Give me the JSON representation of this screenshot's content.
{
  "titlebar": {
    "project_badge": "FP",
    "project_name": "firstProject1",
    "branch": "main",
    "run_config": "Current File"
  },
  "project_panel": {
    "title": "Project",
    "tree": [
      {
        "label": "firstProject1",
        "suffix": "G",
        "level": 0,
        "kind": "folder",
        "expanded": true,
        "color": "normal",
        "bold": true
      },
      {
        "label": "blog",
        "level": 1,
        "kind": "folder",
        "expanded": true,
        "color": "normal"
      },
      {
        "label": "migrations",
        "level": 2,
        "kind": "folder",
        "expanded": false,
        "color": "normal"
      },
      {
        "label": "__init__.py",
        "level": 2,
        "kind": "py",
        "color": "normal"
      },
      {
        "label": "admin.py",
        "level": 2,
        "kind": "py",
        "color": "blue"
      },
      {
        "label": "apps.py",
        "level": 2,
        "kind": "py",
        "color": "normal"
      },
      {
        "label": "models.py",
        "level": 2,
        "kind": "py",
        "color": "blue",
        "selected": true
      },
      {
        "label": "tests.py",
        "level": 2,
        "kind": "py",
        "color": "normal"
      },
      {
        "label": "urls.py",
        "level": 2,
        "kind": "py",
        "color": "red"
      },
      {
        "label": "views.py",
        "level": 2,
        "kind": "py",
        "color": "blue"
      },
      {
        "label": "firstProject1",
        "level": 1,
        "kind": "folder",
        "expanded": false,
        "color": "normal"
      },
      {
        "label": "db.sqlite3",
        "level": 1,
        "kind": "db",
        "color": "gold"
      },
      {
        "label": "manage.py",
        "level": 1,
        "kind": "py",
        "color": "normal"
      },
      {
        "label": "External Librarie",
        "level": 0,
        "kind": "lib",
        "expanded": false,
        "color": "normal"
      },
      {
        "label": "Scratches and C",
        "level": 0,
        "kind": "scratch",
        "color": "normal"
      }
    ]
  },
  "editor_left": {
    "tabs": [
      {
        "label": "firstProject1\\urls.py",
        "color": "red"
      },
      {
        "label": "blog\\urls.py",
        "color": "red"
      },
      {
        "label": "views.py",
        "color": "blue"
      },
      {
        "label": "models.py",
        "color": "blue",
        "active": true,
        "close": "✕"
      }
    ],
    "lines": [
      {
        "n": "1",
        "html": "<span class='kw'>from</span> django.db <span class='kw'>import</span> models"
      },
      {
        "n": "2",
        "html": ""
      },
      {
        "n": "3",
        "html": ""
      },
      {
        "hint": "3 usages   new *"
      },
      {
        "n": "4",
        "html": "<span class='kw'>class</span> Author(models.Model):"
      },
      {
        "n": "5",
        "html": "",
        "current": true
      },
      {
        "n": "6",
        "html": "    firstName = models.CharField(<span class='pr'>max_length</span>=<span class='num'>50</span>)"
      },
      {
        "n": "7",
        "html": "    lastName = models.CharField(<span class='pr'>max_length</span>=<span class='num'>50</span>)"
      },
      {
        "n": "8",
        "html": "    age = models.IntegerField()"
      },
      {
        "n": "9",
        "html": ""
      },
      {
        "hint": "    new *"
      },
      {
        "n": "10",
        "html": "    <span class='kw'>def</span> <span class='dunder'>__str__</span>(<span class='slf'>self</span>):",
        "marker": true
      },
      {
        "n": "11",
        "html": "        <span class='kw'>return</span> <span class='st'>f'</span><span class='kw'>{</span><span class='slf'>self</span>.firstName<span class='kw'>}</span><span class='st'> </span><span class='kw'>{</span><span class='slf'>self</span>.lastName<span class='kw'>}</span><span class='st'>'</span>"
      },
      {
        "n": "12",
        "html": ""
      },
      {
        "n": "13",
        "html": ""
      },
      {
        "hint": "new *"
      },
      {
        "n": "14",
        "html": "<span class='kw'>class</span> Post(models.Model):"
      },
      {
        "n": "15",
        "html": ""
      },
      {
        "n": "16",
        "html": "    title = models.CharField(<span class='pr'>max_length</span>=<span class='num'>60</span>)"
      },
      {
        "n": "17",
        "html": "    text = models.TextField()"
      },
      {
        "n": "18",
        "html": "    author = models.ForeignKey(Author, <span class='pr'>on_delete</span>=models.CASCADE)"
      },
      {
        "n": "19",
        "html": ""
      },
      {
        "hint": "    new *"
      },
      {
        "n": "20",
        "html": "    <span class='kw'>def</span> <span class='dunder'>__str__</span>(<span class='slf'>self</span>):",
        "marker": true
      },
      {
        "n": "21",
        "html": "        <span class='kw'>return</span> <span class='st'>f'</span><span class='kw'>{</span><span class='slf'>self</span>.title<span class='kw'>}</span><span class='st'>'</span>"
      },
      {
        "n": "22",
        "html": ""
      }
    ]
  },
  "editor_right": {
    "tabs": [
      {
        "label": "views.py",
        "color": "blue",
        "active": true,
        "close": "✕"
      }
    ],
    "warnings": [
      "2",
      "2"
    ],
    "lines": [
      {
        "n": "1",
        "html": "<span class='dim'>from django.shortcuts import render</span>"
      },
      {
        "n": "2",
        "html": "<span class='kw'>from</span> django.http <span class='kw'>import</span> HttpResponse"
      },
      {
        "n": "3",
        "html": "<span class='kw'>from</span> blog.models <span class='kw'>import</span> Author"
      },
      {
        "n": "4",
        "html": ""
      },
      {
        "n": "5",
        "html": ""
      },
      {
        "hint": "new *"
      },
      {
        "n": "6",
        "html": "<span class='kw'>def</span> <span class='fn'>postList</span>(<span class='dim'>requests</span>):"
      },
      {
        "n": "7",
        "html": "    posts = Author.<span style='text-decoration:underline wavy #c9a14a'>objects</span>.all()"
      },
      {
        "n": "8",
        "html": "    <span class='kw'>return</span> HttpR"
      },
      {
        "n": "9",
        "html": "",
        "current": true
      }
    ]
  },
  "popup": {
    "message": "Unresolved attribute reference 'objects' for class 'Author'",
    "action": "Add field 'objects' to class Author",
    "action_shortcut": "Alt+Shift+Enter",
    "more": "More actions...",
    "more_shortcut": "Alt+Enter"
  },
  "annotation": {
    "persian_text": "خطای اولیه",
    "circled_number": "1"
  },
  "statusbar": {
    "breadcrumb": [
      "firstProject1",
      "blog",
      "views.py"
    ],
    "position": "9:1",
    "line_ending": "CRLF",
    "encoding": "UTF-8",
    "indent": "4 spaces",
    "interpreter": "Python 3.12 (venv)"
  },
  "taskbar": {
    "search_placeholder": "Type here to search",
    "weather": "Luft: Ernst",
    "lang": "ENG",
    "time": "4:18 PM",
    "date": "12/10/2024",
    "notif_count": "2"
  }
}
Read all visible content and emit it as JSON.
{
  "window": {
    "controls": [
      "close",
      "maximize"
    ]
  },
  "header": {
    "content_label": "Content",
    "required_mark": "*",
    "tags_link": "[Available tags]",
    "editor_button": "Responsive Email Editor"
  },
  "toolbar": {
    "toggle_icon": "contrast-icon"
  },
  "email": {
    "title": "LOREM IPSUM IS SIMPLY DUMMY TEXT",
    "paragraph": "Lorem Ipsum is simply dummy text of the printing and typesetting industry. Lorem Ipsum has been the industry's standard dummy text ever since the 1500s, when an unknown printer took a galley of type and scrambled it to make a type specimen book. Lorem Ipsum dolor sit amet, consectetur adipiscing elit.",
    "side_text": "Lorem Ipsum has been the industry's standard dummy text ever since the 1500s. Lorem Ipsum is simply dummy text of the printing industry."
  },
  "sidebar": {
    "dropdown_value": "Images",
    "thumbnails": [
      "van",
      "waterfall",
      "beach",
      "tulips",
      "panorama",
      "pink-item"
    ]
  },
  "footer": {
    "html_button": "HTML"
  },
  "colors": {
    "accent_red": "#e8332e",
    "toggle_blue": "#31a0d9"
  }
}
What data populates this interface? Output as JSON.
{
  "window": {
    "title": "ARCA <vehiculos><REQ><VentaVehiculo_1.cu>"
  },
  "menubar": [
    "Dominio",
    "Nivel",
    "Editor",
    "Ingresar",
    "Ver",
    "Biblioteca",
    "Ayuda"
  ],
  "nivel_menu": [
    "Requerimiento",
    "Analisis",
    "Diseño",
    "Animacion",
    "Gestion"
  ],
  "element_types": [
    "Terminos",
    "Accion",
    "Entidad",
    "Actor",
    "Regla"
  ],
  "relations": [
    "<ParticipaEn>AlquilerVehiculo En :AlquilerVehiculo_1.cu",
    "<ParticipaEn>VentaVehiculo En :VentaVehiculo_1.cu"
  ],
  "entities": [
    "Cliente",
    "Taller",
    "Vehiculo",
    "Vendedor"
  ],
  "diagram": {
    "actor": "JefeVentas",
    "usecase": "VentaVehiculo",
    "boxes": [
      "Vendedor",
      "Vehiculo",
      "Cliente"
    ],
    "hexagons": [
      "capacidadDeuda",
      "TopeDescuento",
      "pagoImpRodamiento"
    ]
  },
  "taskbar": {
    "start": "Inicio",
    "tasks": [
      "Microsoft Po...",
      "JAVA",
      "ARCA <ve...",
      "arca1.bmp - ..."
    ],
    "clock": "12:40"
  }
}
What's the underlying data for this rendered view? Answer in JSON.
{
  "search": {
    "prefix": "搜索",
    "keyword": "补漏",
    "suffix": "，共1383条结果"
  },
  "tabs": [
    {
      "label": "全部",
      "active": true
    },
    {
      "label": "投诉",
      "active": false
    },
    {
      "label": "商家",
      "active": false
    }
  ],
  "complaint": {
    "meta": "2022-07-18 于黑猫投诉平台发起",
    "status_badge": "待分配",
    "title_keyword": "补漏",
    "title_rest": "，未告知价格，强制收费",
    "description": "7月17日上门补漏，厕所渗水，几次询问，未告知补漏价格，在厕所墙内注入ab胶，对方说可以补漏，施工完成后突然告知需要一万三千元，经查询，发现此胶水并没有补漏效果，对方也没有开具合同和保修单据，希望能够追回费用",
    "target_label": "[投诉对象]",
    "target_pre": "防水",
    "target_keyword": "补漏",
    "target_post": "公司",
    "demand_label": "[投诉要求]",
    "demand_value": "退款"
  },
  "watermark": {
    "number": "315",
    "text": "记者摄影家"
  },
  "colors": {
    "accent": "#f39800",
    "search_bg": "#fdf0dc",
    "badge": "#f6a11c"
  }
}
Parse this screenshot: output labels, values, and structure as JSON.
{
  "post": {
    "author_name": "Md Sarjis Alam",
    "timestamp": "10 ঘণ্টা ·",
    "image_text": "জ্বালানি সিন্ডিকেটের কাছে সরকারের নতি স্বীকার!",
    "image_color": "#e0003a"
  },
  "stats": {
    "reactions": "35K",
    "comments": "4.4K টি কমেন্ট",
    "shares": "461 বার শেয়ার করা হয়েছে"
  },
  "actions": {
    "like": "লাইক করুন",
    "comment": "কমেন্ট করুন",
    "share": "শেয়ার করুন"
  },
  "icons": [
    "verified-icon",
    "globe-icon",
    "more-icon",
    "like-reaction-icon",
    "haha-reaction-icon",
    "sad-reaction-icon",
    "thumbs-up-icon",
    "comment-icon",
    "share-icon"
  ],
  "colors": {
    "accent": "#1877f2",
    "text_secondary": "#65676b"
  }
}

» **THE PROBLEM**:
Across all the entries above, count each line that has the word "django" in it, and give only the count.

» **TASK RESPONSE**:
3